Emphasizing learning can add value both to the process of developing the CDCS and to its implementation over the five-year period it covers. Build on what your Mission already does well. It takes time to become an effective learning organization, so don't feel daunted and don't expect to change everything at once.

Recognizing that in almost all organizations there is room to improve strategies for acquiring, learning from, and managing useful information that can enhance program effectiveness, USAID's CDCS encourages Missions to develop and implement a plan that will help the Mission and its partners benefit from a continuous learning process that is focused squarely on the achievement of the strategy's Development Objectives and the CDCS Goal.

Learning Plans in Missions are envisioned as one of several important elements in USAID's Strategic Learning Plan which is outlined in a presentation given to USAID Senior Staff in the Spring of 2012 and in a draft Learning Guide that is being prepared by PPL/LER. Both of these products are available thorough this kit page. They complement instructions provide in USAID's CDCS Guidance on the preparation of a Learning Plan for a CDCS and other materials provided on USAID's Learning Lab portal.

What a CDCS Learning Plan Addresses

Learning approaches should provide for:
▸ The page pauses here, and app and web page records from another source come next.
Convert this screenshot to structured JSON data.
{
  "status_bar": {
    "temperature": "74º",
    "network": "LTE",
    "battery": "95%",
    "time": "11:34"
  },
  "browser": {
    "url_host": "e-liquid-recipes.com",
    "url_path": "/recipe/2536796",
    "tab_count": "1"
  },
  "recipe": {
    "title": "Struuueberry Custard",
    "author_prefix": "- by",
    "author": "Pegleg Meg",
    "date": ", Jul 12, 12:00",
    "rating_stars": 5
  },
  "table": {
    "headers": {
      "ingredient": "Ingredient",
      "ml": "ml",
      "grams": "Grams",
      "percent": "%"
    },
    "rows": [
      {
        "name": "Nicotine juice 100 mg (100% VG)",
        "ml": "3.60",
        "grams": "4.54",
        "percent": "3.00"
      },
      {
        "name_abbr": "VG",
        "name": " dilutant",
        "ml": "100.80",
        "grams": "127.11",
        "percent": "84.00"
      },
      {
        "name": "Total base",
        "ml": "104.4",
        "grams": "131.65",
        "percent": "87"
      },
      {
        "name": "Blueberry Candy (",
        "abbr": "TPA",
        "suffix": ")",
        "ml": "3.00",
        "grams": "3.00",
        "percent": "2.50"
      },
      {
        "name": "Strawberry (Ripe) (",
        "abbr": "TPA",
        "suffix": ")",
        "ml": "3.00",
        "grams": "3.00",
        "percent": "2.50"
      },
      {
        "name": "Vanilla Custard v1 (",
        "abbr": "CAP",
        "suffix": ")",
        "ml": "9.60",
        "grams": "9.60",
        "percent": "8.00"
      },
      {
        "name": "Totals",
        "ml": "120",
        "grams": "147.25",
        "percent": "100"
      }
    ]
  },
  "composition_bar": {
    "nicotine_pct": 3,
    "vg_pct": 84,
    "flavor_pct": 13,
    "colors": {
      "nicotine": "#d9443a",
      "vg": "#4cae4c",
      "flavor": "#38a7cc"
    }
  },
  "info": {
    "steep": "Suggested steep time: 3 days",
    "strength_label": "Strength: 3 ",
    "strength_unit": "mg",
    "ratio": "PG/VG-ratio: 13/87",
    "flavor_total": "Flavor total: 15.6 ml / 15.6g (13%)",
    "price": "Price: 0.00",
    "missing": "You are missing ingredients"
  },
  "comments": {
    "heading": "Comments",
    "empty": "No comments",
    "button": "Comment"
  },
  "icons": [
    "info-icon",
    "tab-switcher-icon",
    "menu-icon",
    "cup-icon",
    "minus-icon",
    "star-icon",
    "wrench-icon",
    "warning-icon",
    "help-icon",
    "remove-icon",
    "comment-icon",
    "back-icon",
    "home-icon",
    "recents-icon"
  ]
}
  • Facilitating coordination, collaboration, and exchange of experiential knowledge internally and with external stakeholders;
  • Testing development hypotheses, filling critical knowledge gaps, and addressing uncertainties in the hypotheses with new research or syntheses of existing analyses;
  • Ensuring new learning, innovations, and performance information gained through monitoring and evaluation inform strategy implementation; and
  • Identifying and monitoring game changers—the broad conditions that are beyond the Mission's control but could evolve to impede strategy implementation—based on associated tripwires that may trigger programmatic and project contingencies or even changes in strategic direction.

Most Missions already gather performance monitoring information, undertake evaluations, hold portfolio reviews, and meet with their government and other implementing partners. Fewer, however, are easily able to say what they learned from monitoring and evaluating elements of their portfolio; what they did differently because they acquired these types of information; how they acted on an evaluation recommendation or findings reported in a recent string of journal articles in a particular field; or how a portfolio review decision improved the effectiveness of the Mission's program. Learning approaches, as this suggests, may not necessarily require larger investments in information acquisition. They may, however, require a reallocation of what many Mission staff view as being their scarcest resource: time.

Among the already completed CDCSs there are several that have well-developed learning approaches that are available on the USAID Country Strategies webpage. Of these, USAID has identified the USAID/Uganda Collaborating, Learning and Adapting (CLA) Plan as incorporating many of the features it hopes to see in Mission Learning Plans.